Data about app and page elements:
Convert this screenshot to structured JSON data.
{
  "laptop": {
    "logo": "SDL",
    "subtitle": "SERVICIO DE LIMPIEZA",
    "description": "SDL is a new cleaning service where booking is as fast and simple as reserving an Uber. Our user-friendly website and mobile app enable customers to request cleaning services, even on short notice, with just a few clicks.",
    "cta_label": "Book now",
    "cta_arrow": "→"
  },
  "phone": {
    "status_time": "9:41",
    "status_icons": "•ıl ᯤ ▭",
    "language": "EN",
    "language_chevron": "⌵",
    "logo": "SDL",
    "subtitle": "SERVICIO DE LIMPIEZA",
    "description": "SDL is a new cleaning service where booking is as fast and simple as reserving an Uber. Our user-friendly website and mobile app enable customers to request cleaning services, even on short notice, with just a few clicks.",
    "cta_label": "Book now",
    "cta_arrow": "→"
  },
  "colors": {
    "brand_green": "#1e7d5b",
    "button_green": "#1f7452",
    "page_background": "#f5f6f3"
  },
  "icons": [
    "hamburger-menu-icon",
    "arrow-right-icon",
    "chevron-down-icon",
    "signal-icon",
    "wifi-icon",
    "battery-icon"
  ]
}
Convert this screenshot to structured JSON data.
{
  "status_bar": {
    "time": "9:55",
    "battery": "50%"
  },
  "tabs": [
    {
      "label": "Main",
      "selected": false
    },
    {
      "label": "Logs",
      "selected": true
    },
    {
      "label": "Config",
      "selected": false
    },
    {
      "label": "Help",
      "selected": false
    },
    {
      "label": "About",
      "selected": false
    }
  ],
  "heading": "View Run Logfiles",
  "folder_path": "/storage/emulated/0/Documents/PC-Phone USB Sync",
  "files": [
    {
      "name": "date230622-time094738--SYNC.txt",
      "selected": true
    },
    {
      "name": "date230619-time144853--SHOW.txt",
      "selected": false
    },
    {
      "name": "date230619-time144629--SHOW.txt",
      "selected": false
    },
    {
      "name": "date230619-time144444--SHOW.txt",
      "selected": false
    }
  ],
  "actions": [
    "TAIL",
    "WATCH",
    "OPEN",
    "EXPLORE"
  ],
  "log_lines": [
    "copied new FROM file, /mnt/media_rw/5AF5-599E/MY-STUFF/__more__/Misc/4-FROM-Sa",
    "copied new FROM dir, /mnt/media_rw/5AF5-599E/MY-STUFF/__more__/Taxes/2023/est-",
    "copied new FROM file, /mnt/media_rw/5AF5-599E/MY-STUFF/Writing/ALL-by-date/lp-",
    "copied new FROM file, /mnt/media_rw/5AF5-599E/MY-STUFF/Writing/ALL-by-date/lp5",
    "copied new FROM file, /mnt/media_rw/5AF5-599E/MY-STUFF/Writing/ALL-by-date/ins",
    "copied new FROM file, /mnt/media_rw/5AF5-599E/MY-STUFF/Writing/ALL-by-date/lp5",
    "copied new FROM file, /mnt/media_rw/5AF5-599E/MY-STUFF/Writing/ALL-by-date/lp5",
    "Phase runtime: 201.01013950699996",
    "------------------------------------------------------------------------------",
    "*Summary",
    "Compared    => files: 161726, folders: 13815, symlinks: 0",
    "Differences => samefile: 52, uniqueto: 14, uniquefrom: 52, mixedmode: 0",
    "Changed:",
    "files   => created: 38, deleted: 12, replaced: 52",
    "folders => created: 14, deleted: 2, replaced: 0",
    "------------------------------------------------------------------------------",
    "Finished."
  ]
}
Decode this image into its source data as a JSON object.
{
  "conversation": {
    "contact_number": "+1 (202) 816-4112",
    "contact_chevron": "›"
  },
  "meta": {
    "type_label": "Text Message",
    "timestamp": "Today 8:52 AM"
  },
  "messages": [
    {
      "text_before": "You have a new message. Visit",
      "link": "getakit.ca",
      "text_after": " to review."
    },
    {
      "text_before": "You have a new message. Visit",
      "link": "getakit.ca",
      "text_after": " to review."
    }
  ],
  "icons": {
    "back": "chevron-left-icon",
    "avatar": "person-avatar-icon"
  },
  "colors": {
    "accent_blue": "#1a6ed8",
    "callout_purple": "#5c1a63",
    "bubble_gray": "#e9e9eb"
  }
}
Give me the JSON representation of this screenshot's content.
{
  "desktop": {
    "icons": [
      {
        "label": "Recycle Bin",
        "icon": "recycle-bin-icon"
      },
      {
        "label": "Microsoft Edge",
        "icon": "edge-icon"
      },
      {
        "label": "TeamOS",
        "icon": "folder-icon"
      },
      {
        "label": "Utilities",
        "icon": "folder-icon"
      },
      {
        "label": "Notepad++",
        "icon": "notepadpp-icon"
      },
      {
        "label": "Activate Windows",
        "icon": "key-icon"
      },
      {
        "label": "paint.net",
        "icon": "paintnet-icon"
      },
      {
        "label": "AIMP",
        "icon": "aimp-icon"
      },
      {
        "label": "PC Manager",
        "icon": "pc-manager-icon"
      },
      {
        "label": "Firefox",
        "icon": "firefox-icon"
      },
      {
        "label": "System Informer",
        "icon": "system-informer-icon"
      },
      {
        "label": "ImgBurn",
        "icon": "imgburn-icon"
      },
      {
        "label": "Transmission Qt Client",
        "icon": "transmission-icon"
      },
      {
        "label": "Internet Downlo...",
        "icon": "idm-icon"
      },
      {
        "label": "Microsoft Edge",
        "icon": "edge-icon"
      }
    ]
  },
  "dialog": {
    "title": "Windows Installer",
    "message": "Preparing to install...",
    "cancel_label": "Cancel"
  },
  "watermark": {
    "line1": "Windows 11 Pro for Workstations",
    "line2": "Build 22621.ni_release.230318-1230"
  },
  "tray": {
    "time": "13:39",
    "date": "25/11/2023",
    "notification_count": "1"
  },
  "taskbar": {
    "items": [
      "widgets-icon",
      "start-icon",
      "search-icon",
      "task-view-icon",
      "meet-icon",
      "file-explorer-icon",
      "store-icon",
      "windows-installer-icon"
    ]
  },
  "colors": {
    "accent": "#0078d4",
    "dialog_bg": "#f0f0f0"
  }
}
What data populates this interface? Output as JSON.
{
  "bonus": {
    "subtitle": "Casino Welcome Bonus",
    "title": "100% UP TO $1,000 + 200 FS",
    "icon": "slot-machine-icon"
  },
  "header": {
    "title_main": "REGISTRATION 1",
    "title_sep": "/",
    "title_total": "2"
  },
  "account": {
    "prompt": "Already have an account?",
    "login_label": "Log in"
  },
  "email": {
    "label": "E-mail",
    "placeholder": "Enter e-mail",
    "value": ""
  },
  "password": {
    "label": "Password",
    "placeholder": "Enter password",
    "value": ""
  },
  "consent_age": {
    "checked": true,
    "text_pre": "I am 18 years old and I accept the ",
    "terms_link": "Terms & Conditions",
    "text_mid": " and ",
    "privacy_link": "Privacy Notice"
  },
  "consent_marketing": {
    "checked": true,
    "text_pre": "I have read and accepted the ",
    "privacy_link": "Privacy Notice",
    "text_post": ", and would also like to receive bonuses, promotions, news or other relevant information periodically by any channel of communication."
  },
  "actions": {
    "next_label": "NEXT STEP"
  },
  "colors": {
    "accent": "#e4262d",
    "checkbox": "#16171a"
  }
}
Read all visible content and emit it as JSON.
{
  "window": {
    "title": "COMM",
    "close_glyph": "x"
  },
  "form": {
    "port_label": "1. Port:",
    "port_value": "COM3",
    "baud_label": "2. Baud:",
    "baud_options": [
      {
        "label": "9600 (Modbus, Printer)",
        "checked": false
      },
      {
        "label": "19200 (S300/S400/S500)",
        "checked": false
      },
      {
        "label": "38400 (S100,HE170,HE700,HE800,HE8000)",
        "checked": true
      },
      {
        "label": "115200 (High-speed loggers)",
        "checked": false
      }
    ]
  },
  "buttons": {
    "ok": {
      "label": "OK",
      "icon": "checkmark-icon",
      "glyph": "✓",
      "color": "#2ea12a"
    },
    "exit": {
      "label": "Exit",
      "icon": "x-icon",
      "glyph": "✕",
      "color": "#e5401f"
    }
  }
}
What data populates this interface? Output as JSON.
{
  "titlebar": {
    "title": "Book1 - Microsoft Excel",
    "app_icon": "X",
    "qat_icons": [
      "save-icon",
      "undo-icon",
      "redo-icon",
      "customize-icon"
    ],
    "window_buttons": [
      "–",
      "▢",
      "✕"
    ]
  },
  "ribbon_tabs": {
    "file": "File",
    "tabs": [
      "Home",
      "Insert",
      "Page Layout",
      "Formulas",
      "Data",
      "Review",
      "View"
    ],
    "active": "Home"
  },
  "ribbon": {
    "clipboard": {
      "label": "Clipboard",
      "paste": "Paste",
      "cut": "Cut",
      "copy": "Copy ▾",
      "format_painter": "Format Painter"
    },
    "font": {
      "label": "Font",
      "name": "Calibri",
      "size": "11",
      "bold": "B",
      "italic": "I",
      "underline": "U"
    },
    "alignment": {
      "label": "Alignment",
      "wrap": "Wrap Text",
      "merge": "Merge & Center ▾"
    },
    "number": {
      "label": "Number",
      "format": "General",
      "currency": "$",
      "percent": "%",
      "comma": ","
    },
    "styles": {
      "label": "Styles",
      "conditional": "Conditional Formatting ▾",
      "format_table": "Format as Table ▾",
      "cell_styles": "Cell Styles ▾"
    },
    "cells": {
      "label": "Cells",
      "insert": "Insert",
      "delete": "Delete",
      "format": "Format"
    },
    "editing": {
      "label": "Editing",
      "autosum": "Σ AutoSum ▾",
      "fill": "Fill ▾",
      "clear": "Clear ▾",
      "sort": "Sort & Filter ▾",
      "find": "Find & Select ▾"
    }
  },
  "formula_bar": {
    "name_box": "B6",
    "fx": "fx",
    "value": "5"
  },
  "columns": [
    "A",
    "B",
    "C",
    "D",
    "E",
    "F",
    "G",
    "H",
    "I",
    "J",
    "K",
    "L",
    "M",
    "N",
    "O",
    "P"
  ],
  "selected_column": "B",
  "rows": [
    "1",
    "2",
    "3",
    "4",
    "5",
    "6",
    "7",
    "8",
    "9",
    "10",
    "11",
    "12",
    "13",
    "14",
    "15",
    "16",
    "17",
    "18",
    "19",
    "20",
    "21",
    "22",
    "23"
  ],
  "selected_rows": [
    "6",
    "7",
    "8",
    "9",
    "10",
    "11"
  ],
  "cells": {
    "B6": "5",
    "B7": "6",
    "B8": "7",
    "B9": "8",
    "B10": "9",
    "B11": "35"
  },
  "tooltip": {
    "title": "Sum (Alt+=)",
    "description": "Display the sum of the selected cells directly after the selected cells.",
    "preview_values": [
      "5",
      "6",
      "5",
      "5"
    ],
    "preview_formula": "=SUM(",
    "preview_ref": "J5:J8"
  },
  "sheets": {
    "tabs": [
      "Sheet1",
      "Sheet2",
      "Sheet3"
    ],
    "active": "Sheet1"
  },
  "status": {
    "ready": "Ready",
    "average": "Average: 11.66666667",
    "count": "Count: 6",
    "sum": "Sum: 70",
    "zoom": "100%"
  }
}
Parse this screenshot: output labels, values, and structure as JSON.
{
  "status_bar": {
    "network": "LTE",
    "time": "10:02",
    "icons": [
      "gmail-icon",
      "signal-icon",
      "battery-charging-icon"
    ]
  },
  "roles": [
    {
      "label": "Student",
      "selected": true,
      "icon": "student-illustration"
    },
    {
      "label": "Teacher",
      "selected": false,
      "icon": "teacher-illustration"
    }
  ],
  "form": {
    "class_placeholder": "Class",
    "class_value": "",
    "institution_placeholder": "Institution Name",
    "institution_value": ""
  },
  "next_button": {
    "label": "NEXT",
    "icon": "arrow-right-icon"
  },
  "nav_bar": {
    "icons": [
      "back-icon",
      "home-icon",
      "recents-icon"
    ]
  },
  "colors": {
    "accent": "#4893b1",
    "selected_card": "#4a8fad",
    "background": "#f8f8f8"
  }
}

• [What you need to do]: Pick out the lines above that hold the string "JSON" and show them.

• [Exercise output]:
Convert this screenshot to structured JSON data.
Convert this screenshot to structured JSON data.
Decode this image into its source data as a JSON object.
Give me the JSON representation of this screenshot's content.
What data populates this interface? Output as JSON.
Read all visible content and emit it as JSON.
What data populates this interface? Output as JSON.
Parse this screenshot: output labels, values, and structure as JSON.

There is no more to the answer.